WASHINGTON — President Donald Trump has announced his intent to nominate Mark Esper for secretary of defense, David Norquist as deputy secretary of defense, and Ryan McCarthy as secretary of the Army.
The announcements, released Friday evening, came after a week which saw Acting Secretary of Defense Patrick Shanahan withdraw his name from consideration for the SecDef role. Trump had announced his intent to nominate Shanahan in May.
The three nominations would lock the officials into positions that, come the start of next week, they will be fulfilling. Esper, currently the Army secretary, will take over as acting secretary of defense come Monday; McCarthy, the under secretary of the Army, will then become acting secretary for that service.
Norquist, the Pentagon’s comptroller, has been serving as deputy secretary of defense for the last six months while Shanahan was serving as acting secretary. His nomination has been expected for several weeks, but there were questions whether another name would surface following Shanahan’s departure.
Should all three men be confirmed, it would create stability among top leadership at the Pentagon that has been absent since Secretary of Defense Jim Mattis left the building. Come Monday, top jobs currently being filled by acting individuals include the secretary of defense, deputy secretary of defense, chief management officer, Air Force secretary, Army secretary, comptroller, and under secretary for personnel and readiness.

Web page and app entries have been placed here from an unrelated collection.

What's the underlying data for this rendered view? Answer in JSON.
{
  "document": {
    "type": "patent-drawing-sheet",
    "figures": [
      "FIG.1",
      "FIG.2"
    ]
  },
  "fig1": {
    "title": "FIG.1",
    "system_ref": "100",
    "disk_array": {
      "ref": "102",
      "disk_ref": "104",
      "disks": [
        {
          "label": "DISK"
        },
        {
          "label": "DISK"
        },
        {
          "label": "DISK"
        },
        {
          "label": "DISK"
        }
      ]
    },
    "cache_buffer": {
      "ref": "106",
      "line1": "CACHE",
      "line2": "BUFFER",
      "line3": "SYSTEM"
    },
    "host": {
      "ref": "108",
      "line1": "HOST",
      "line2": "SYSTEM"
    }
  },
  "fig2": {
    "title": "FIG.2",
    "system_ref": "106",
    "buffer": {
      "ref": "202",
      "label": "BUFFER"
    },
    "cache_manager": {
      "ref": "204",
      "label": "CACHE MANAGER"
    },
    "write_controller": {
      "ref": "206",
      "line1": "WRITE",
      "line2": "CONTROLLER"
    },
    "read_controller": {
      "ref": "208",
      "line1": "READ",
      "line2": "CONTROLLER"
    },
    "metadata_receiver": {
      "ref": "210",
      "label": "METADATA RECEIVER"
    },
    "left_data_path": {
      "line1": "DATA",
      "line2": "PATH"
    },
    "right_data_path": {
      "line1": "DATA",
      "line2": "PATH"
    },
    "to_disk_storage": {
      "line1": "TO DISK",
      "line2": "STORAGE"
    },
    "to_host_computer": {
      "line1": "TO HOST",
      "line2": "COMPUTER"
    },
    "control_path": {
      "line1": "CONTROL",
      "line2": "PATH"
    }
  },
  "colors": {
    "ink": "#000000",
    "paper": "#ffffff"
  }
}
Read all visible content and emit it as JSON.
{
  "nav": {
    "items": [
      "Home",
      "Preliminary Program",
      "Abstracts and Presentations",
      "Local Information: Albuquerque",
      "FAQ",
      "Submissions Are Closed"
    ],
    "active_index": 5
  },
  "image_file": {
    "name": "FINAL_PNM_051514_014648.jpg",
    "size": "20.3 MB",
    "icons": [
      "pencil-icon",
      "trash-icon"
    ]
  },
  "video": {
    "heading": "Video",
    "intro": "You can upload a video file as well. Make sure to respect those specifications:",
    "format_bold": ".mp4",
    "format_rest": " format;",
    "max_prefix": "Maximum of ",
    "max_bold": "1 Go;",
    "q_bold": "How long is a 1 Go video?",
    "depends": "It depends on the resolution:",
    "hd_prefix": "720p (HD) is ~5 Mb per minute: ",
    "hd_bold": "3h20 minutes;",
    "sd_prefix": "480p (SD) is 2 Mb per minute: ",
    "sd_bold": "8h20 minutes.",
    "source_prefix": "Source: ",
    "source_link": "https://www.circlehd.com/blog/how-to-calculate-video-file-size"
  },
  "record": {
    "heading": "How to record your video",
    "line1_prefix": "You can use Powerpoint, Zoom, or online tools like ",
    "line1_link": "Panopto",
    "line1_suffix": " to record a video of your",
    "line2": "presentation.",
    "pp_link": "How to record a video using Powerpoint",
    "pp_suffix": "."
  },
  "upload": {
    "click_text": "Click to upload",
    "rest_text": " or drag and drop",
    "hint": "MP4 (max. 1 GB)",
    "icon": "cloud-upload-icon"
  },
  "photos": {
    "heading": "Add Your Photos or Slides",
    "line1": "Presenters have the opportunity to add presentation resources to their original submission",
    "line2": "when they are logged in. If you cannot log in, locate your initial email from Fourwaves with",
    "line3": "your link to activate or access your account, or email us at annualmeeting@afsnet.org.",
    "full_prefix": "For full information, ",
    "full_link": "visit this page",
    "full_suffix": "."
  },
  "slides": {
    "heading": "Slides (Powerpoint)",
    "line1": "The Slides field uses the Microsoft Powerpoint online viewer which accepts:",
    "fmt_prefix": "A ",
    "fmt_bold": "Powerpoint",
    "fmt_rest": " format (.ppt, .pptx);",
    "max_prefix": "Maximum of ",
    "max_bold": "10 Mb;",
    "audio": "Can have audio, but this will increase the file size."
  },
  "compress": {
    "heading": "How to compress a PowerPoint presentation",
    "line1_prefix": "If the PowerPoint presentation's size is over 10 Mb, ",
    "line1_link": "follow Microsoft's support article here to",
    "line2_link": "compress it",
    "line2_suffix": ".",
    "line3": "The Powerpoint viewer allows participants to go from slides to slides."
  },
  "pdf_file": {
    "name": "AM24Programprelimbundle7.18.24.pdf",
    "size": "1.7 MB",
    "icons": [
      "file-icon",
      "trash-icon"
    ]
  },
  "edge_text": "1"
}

It should be noted that these are intents to nominate, not actual nominations; the Shanahan situation underlines that there is still a way to go for these three would be nominees. However, there is reason to believe all three will receive support from the Senate.
Several Senators this week, including Senate Armed Services Committee Chairman Jim Inhofe, R-Okla., offered strong support for Esper to take over the top Pentagon job, with Inhofe saying Tuesday “I’ve been in the field with him to see how he does with troops, and he’s exceptionally good.
“The president was very positive that he’s going to be acting. He thinks highly of him and he knows I do too,” the SASC head added.
Inhofe has also encouraged Trump to send Norquist’s nomination in the past, while McCarthy has drawn praise from members of Congress for strong performances during hearings.
Both Esper and McCarthy come with ties to industry. Esper worked as vice president for government relations for Raytheon, while McCarthy worked as Lockheed Martin’s vice president for sustainment on the F-35 program.
The logistics of an actual nomination are important due to rules governed by the Vacancies Act. Under that rule, a nominee cannot serve in an acting capacity while formally nominated for the job; in addition, anyone in an acting capacity can only serve for 210 days.
There is also a ticking clock for Esper, according to Arnold Punaro, a former Senate Armed Services Committee staff director and retired Marine Corps three-star general. In a memo to reporters this week, Punaro said that Esper can serve as acting secretary only until July 30 of this year without a formal nomination, because the 210 day clock actually started when Mattis stepped down on Jan. 1 of this year, not with Shanahan’s exit.
Finally, the Senate schedule comes into play; the Senate must wait seven days after receiving a nomination to take it up in a hearing, and it is unclear just how quickly Inhofe could move a nomination forward given the various other issues Congress has on its docket, as well as planned summer breaks.
Together, that means the White House must deliver a formal nomination for Esper by July 30, at which point he would have to step down, ideally to be confirmed not much longer than a week later. Making that timing work will require coordination between the White House team and Inhofe.
Under the line of succession, when Esper has to step down, Secretary of the Navy Richard Spencer would become acting secretary.
Joe Gould of Defense News and Leo Shane III from Military Times contributed to this report.